Firstly, make an effort to meet everyone, if you don’t know them already; give respectful bows. Never pour yourself a drink or take a drink alone; that’s the most basic rule of drinking etiquette in Japan. Don’t touch yours until everyone’s received their drinks. When someone offers a kampai!, then raise your glass and take the first drink, making eye contact with the nearest person as you raise your glass. Be sure that the glass of the most senior person should be slightly higher than yours.
What do you drink in Japan?

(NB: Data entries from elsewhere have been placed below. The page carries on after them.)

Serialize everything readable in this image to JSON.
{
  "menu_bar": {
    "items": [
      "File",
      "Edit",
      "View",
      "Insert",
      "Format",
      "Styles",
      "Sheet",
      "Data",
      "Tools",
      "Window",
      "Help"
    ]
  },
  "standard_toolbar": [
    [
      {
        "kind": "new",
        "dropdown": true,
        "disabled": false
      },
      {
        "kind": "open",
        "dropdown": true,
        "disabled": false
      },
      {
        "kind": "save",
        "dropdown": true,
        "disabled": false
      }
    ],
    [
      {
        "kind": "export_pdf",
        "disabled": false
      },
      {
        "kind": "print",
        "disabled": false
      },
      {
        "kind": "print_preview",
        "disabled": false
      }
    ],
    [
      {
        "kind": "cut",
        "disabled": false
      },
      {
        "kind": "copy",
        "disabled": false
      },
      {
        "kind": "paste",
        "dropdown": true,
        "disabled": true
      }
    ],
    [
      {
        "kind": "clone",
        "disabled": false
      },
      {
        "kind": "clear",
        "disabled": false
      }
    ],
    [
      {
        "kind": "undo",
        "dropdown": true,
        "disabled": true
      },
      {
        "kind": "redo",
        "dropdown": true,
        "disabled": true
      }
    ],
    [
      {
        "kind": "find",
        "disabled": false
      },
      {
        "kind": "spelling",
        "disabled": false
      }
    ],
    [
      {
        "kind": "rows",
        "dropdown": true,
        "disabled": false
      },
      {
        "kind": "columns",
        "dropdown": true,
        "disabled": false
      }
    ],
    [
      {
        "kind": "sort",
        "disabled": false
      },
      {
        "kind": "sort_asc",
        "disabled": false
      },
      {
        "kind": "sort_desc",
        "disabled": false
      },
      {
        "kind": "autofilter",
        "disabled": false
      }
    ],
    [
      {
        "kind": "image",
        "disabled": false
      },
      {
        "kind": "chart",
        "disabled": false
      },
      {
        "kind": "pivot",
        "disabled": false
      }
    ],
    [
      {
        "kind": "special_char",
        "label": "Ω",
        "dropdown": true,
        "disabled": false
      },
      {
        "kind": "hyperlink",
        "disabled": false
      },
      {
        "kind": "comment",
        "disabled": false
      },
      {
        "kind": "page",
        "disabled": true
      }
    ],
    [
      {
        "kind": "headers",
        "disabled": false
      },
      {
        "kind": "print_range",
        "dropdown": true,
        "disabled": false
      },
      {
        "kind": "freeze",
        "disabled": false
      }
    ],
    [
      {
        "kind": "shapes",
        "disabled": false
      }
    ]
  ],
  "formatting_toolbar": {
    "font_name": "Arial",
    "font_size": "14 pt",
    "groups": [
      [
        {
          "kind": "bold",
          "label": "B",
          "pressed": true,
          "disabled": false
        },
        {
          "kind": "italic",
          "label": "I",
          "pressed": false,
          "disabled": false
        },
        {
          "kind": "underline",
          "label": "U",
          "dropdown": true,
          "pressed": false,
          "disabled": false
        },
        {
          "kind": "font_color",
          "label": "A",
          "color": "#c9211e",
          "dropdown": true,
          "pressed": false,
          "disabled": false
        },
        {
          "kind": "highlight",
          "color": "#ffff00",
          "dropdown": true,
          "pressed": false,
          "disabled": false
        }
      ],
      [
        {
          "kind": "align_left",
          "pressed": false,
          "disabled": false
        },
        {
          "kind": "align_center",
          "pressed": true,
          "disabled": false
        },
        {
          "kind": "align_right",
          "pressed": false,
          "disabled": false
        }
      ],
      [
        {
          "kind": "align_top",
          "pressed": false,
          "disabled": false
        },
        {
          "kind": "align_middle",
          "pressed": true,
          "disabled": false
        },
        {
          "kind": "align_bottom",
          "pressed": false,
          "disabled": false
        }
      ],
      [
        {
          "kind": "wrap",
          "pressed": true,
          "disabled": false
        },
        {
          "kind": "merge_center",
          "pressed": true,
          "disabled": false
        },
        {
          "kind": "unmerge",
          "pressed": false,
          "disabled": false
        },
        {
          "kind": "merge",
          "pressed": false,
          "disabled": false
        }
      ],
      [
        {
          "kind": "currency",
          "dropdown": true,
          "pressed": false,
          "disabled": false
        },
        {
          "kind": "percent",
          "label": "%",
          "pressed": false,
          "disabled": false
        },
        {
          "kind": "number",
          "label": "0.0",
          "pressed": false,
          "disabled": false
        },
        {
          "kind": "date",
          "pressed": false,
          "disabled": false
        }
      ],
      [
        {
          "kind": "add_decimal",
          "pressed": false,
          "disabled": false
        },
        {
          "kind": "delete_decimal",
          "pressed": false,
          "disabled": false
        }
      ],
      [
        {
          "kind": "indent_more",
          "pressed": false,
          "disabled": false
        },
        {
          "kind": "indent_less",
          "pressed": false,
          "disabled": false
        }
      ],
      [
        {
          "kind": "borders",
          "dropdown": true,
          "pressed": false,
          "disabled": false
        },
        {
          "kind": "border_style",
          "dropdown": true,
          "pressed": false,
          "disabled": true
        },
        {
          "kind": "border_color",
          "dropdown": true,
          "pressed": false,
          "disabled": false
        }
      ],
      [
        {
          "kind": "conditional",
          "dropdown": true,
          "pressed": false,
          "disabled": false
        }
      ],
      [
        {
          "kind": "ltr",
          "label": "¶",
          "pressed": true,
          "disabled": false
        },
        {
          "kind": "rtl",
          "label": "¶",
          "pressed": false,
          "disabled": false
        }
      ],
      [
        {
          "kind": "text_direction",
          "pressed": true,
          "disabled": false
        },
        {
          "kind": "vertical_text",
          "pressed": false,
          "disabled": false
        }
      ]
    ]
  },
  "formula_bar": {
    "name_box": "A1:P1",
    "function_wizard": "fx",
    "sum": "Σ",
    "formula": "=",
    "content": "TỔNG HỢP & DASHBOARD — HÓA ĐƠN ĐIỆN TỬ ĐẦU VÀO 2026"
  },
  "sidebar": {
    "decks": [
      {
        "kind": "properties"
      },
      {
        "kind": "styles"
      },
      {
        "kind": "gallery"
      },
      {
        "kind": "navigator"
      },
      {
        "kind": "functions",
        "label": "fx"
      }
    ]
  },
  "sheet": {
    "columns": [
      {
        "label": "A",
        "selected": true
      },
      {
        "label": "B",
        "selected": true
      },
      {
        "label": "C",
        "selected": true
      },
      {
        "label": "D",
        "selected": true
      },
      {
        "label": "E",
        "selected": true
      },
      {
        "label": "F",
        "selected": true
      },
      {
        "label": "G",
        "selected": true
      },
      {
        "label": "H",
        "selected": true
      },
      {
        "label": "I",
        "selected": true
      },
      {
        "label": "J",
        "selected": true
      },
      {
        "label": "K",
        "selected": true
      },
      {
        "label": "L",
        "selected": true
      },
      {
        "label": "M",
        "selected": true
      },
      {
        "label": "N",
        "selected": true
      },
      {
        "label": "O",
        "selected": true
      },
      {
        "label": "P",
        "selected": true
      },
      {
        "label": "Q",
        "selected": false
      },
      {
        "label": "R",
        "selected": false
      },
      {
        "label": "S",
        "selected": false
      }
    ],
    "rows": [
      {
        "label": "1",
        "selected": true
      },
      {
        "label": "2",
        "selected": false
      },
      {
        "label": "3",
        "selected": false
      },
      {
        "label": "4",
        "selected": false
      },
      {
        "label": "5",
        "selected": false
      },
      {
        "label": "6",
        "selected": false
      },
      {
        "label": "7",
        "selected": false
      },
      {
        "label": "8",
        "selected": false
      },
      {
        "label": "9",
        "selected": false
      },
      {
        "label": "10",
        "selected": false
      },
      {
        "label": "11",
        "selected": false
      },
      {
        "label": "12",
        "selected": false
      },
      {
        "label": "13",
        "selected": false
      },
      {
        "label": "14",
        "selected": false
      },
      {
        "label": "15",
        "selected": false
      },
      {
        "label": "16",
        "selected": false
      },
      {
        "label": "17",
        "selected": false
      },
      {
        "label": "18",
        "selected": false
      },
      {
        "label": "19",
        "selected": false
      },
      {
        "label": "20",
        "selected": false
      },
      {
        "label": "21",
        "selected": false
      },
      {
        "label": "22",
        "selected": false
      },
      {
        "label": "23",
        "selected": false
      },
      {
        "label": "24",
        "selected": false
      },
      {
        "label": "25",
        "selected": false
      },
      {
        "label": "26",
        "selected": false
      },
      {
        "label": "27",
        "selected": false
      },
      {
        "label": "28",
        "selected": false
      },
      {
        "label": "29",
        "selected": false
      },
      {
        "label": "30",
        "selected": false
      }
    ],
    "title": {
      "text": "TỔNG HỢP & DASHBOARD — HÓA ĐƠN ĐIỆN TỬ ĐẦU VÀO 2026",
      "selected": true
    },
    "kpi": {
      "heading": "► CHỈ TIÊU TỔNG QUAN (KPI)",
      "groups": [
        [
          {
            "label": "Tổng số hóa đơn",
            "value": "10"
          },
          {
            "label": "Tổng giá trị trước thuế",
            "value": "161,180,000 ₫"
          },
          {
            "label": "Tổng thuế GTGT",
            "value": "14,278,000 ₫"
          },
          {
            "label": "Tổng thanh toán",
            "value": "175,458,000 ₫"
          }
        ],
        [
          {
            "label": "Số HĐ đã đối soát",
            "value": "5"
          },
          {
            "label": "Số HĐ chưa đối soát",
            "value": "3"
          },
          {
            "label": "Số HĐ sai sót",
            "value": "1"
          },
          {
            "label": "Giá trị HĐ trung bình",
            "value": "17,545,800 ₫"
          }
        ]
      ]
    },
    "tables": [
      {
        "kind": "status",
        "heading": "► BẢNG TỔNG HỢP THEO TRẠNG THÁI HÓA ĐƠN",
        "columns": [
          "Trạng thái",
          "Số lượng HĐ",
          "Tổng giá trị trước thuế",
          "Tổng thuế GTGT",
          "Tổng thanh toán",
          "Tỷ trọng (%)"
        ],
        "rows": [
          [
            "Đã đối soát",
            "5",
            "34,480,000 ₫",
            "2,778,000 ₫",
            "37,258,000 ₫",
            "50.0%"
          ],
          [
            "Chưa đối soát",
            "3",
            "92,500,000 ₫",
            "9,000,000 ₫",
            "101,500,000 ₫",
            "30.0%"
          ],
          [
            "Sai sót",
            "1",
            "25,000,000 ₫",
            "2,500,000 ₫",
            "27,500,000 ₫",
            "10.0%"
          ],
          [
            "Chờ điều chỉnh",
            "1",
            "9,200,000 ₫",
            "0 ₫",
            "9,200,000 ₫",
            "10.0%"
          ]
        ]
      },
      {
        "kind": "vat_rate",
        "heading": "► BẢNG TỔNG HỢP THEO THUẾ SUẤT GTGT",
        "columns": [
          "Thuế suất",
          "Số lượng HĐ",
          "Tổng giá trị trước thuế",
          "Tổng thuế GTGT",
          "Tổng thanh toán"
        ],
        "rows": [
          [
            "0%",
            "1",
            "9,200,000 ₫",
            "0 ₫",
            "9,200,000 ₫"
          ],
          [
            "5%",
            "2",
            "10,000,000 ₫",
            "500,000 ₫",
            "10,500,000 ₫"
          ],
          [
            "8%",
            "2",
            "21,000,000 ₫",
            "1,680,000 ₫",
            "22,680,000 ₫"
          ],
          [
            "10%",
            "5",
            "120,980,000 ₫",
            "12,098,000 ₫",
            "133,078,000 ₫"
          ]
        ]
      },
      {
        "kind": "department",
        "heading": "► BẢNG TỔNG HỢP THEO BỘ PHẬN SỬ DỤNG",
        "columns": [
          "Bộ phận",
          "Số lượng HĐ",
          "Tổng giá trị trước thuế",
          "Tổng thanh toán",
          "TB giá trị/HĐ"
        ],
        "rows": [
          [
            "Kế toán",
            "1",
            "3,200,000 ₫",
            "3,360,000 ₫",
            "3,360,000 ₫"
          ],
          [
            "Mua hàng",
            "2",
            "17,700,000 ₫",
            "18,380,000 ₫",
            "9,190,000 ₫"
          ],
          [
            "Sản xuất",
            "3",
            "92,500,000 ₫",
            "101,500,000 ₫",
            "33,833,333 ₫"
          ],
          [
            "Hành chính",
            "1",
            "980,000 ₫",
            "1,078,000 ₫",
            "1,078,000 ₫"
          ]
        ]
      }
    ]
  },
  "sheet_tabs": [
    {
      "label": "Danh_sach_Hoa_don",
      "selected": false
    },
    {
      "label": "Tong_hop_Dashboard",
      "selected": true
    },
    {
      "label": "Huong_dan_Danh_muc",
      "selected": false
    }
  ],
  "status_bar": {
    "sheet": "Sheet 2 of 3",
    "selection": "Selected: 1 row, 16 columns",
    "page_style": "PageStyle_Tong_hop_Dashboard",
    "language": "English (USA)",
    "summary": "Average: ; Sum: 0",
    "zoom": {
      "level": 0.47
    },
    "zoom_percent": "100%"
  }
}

For social events and business occasions, beer is popular. Sake is still common, though whiskey and bourbon are gaining following. Your Japanese company may prefer to drink sake with you just for the experience. Drink the same drink as the others. Be a team player and don’t order any drink that’s different from theirs. Drinking in Japan is about having a shared experience. Know that beer is usually with meals, sake is enjoyed with appetizers or light fare. Sake often accompanies sashimi, and if your Japanese drinking session begins with sushi and sashimi, know how to use chopsticks and some basic sushi etiquette.
Allow others seated close to refill your glass and you should reciprocate. Ideally, by the end of the evening, you will have poured a drink for everyone present. The younger or lower in status pour for the senior members of the group or honored guest first. If someone pours for you show courtesy, hold the glass with both hands and be attentive to their gesture. If someone makes eye contact with you and expresses interest in taking a drink with you, lift your cup immediately; it’s impolite to ignore it or refuse to take a sip.
By night’s end, saying otsukaresama deshita (translates to “you’re tired”) is appropriate for conveying a sense of “good work” for a job well done, an extremely nice way of saying they are a hard worker.
Getting Started Japanese-Style in Bellevue
Begin a night of drinking Japanese-styled at Sushi In Joy, your favorite sushi stopover in Bellevue. We can offer you more tips to-go where etiquette drinking in Japan is concern. Kanpai!